--- Dataset records Enclosed Below ---

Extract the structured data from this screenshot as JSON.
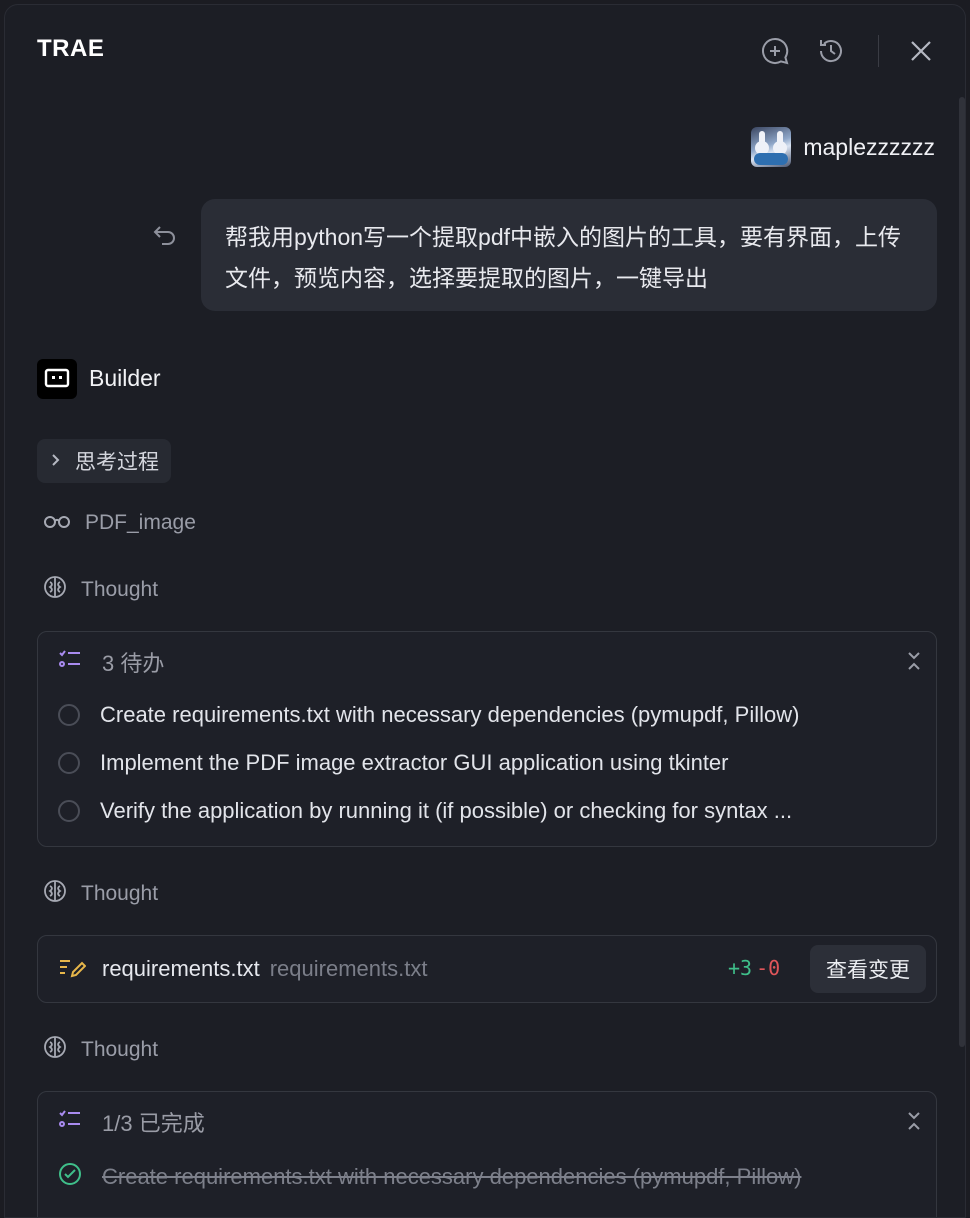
{
  "header": {
    "title": "TRAE",
    "icons": [
      "new-chat-icon",
      "history-icon",
      "close-icon"
    ]
  },
  "user": {
    "name": "maplezzzzzz",
    "message": "帮我用python写一个提取pdf中嵌入的图片的工具，要有界面，上传文件，预览内容，选择要提取的图片，一键导出"
  },
  "assistant": {
    "name": "Builder",
    "thinking_label": "思考过程",
    "project_label": "PDF_image",
    "thought_label": "Thought"
  },
  "todo1": {
    "header": "3 待办",
    "items": [
      "Create requirements.txt with necessary dependencies (pymupdf, Pillow)",
      "Implement the PDF image extractor GUI application using tkinter",
      "Verify the application by running it (if possible) or checking for syntax ..."
    ]
  },
  "file_change": {
    "name": "requirements.txt",
    "path": "requirements.txt",
    "added": "+3",
    "removed": "-0",
    "button": "查看变更"
  },
  "todo2": {
    "header": "1/3 已完成",
    "items": [
      "Create requirements.txt with necessary dependencies (pymupdf, Pillow)"
    ]
  },
  "colors": {
    "background": "#1c1e25",
    "accent_green": "#3fbf8a",
    "accent_red": "#e0555a",
    "todo_icon": "#a98bf0",
    "edit_icon": "#e7b64a"
  }
}
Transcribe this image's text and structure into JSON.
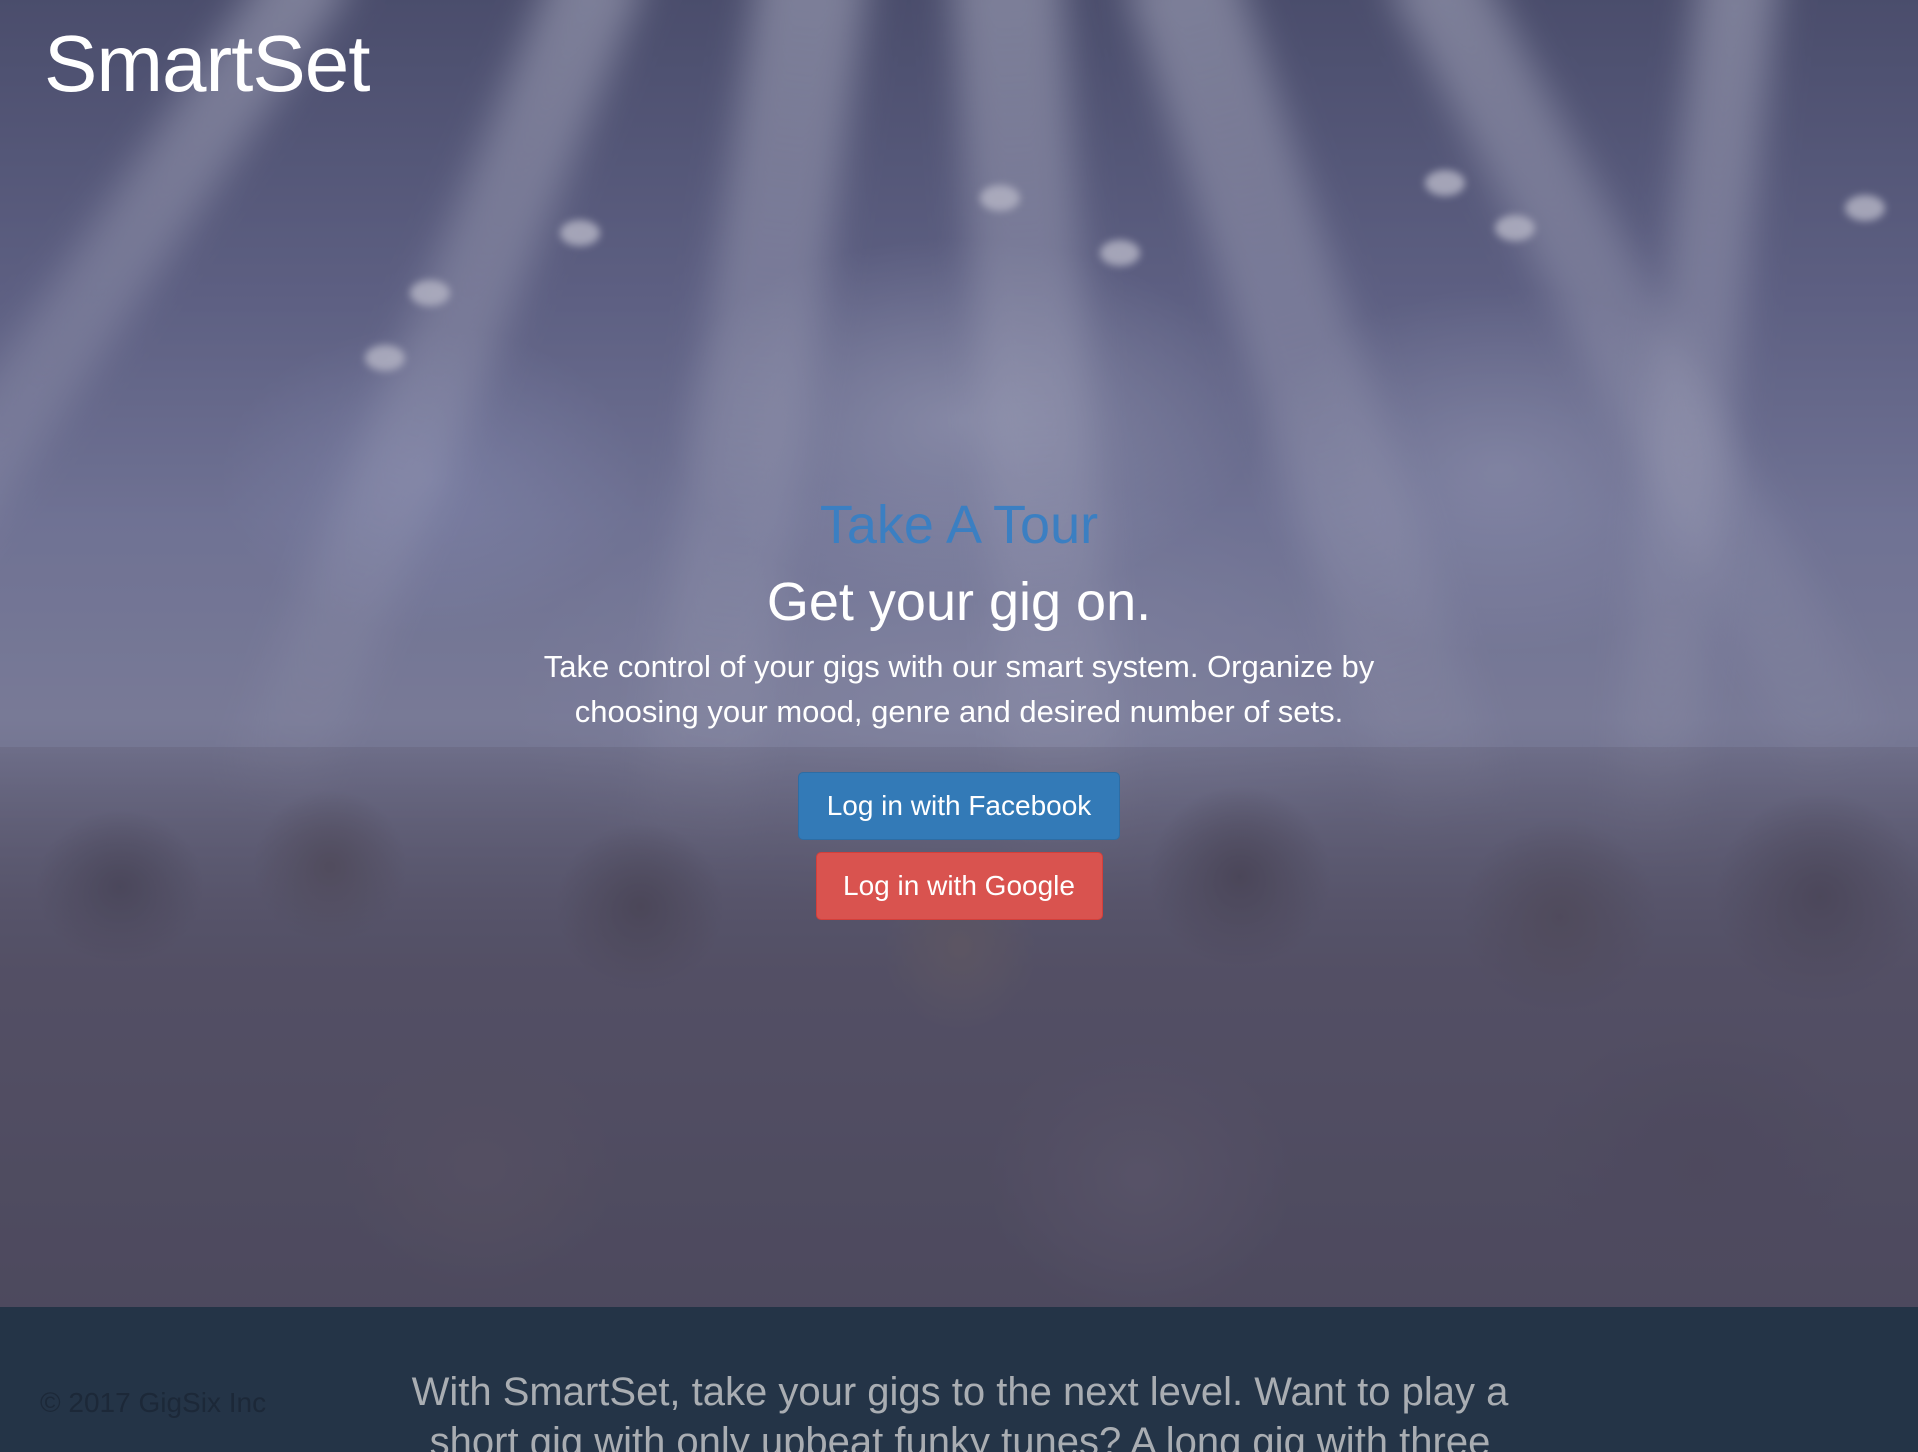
{
  "header": {
    "brand": "SmartSet"
  },
  "hero": {
    "tour_link": "Take A Tour",
    "headline": "Get your gig on.",
    "description": "Take control of your gigs with our smart system. Organize by choosing your mood, genre and desired number of sets.",
    "facebook_button": "Log in with Facebook",
    "google_button": "Log in with Google"
  },
  "footer": {
    "copyright": "© 2017 GigSix Inc",
    "intro": "With SmartSet, take your gigs to the next level. Want to play a short gig with only upbeat funky tunes? A long gig with three"
  },
  "colors": {
    "brand_text": "#ffffff",
    "tour_link": "#3b7fc2",
    "facebook_button": "#337ab7",
    "google_button": "#d9534f",
    "footer_bg": "#243447"
  }
}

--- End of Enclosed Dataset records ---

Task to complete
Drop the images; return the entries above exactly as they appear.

Solution for this exercise
Extract the structured data from this screenshot as JSON.
{
  "header": {
    "title": "TRAE",
    "icons": [
      "new-chat-icon",
      "history-icon",
      "close-icon"
    ]
  },
  "user": {
    "name": "maplezzzzzz",
    "message": "帮我用python写一个提取pdf中嵌入的图片的工具，要有界面，上传文件，预览内容，选择要提取的图片，一键导出"
  },
  "assistant": {
    "name": "Builder",
    "thinking_label": "思考过程",
    "project_label": "PDF_image",
    "thought_label": "Thought"
  },
  "todo1": {
    "header": "3 待办",
    "items": [
      "Create requirements.txt with necessary dependencies (pymupdf, Pillow)",
      "Implement the PDF image extractor GUI application using tkinter",
      "Verify the application by running it (if possible) or checking for syntax ..."
    ]
  },
  "file_change": {
    "name": "requirements.txt",
    "path": "requirements.txt",
    "added": "+3",
    "removed": "-0",
    "button": "查看变更"
  },
  "todo2": {
    "header": "1/3 已完成",
    "items": [
      "Create requirements.txt with necessary dependencies (pymupdf, Pillow)"
    ]
  },
  "colors": {
    "background": "#1c1e25",
    "accent_green": "#3fbf8a",
    "accent_red": "#e0555a",
    "todo_icon": "#a98bf0",
    "edit_icon": "#e7b64a"
  }
}
Transcribe this image's text and structure into JSON.
{
  "header": {
    "brand": "SmartSet"
  },
  "hero": {
    "tour_link": "Take A Tour",
    "headline": "Get your gig on.",
    "description": "Take control of your gigs with our smart system. Organize by choosing your mood, genre and desired number of sets.",
    "facebook_button": "Log in with Facebook",
    "google_button": "Log in with Google"
  },
  "footer": {
    "copyright": "© 2017 GigSix Inc",
    "intro": "With SmartSet, take your gigs to the next level. Want to play a short gig with only upbeat funky tunes? A long gig with three"
  },
  "colors": {
    "brand_text": "#ffffff",
    "tour_link": "#3b7fc2",
    "facebook_button": "#337ab7",
    "google_button": "#d9534f",
    "footer_bg": "#243447"
  }
}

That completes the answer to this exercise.